Medical

Here's how cinnamon could help fight obesity

Here's how cinnamon could help fight obesity

Professor Jun Wu, of the Life Sciences Institute at the University of MI, said: "Cinnamon has been part of our diets for thousands of years - and people generally enjoy it".

Lead author Jun Wu says his team wanted to further examine the effect cinnamon has on the body. In laboratory mice, cinnamaldehyde helps to protect against obesity as has been seen in previous studies.

"Scientists were finding that this compound affected metabolism", said Wu, who also is an assistant professor of molecular and integrative physiology at the U-M Medical School.

They found that exposure to cinnamon oil triggered both the mouse and the human cells to start burning calories through a process known as thermogenesis.

The researchers gathered human adipose stem cells from several donors of various ages, ethnicities, and weights. Previous studies have found that cinnamaldehyde is able to protect mice from obesity and hypoglycemia, so scientists from MI made a decision to find out if the same compound works on human fat cells by conducting several experiments. There was also an increase in Ucp1 and Fgf21 - important metabolic regulatory proteins involved in thermogenesis. The exact mechanisms underlying this effect is not understood well but researchers are interested in better understanding cinnamaldehyde and if it can offer protective benefit for humans as well.

Adipocytes store energy in the form of lipids which are used when food is scarce and temperatures are cold.




Jun Wu said in a statement given to Michigan News that, "It's only been relatively recently that energy surplus has become a problem".

Rather, energy efficiency was a problem that plagued humans throughout evolution, so bodily processes that consume energy are turned off the instance they are no longer needed. "So any energy-consuming process usually turns off the moment the body doesn't need it. Cinnamaldehyde could be a natural trigger for this fat burning process in lieu of traditional drug regimens".

Wu believes that cinnamaldehyde may offer one such activation method. What was not known, Wu noted, was the effects cinnamaldehyde was having on metabolism.

Cinnamon is also loaded with antioxidants and the spice can help stop inflammation.

A new study claims that cinnamon, a spice found in just about every cabinet in the United States, may actually help your quest to shed those unwanted pounds.
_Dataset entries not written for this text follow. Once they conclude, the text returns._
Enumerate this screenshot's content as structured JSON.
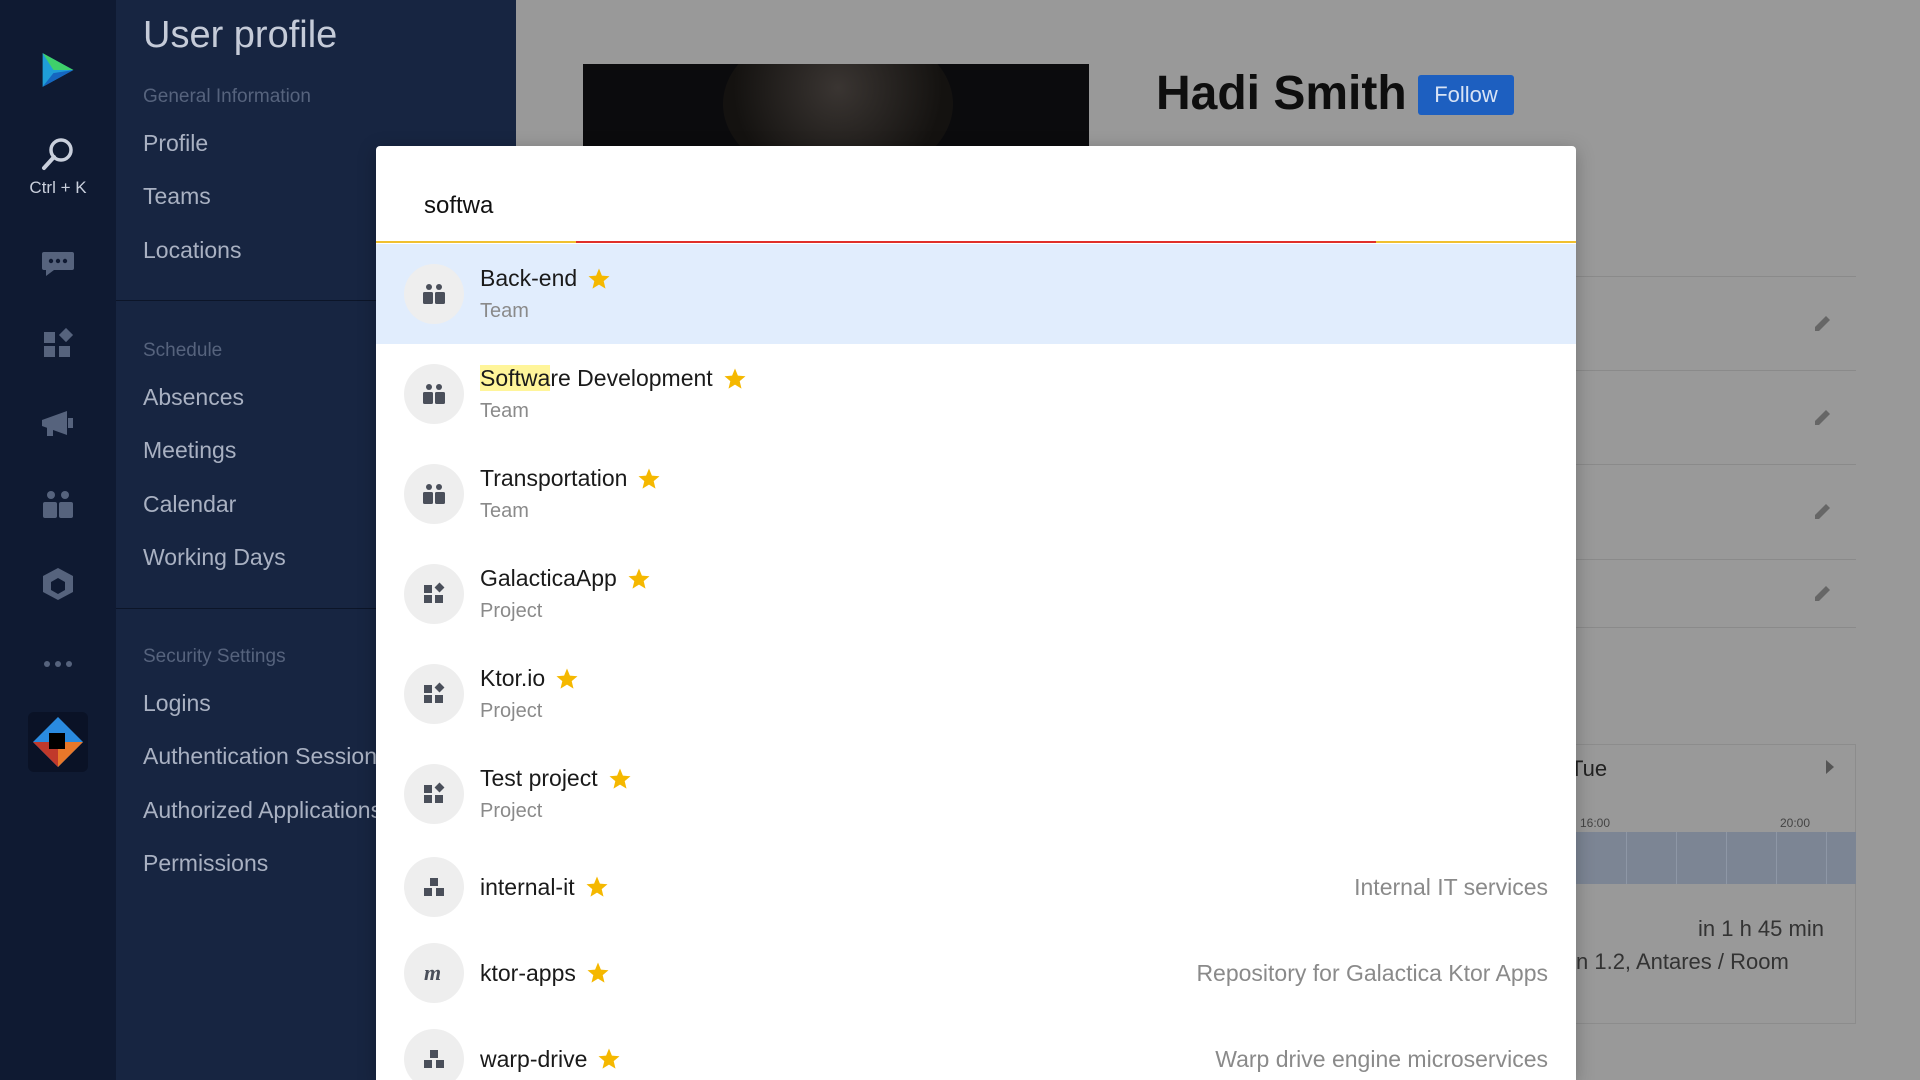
{
  "rail": {
    "search_shortcut": "Ctrl + K",
    "icons": [
      "app-logo-icon",
      "search-icon",
      "chat-icon",
      "projects-icon",
      "announcements-icon",
      "teams-icon",
      "packages-icon",
      "more-icon",
      "toolbox-icon"
    ]
  },
  "sidebar": {
    "title": "User profile",
    "sections": [
      {
        "header": "General Information",
        "items": [
          "Profile",
          "Teams",
          "Locations"
        ]
      },
      {
        "header": "Schedule",
        "items": [
          "Absences",
          "Meetings",
          "Calendar",
          "Working Days"
        ]
      },
      {
        "header": "Security Settings",
        "items": [
          "Logins",
          "Authentication Sessions",
          "Authorized Applications",
          "Permissions"
        ]
      }
    ]
  },
  "profile": {
    "name": "Hadi Smith",
    "follow_label": "Follow",
    "calendar": {
      "day": "Tue",
      "ticks": [
        "16:00",
        "20:00"
      ],
      "meeting_time": "in 1 h 45 min",
      "meeting_room": "n 1.2, Antares / Room"
    }
  },
  "search": {
    "query": "softwa",
    "results": [
      {
        "title": "Back-end",
        "type": "Team",
        "icon": "team-icon",
        "favorite": true,
        "selected": true,
        "description": ""
      },
      {
        "title_match": "Softwa",
        "title_rest": "re Development",
        "title": "Software Development",
        "type": "Team",
        "icon": "team-icon",
        "favorite": true,
        "selected": false,
        "description": ""
      },
      {
        "title": "Transportation",
        "type": "Team",
        "icon": "team-icon",
        "favorite": true,
        "selected": false,
        "description": ""
      },
      {
        "title": "GalacticaApp",
        "type": "Project",
        "icon": "project-icon",
        "favorite": true,
        "selected": false,
        "description": ""
      },
      {
        "title": "Ktor.io",
        "type": "Project",
        "icon": "project-icon",
        "favorite": true,
        "selected": false,
        "description": ""
      },
      {
        "title": "Test project",
        "type": "Project",
        "icon": "project-icon",
        "favorite": true,
        "selected": false,
        "description": ""
      },
      {
        "title": "internal-it",
        "type": "",
        "icon": "repository-icon",
        "favorite": true,
        "selected": false,
        "description": "Internal IT services"
      },
      {
        "title": "ktor-apps",
        "type": "",
        "icon": "m-letter-icon",
        "favorite": true,
        "selected": false,
        "description": "Repository for Galactica Ktor Apps"
      },
      {
        "title": "warp-drive",
        "type": "",
        "icon": "repository-icon",
        "favorite": true,
        "selected": false,
        "description": "Warp drive engine microservices"
      }
    ]
  },
  "colors": {
    "rail_bg": "#0f1a32",
    "sidebar_bg": "#172541",
    "selected_row": "#e1edfd",
    "star": "#f5b800",
    "follow_button": "#1d5fc0",
    "match_highlight": "#fff59a"
  }
}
Scientists said in 2014 that the spice is the source of a chemical that can protect the brain.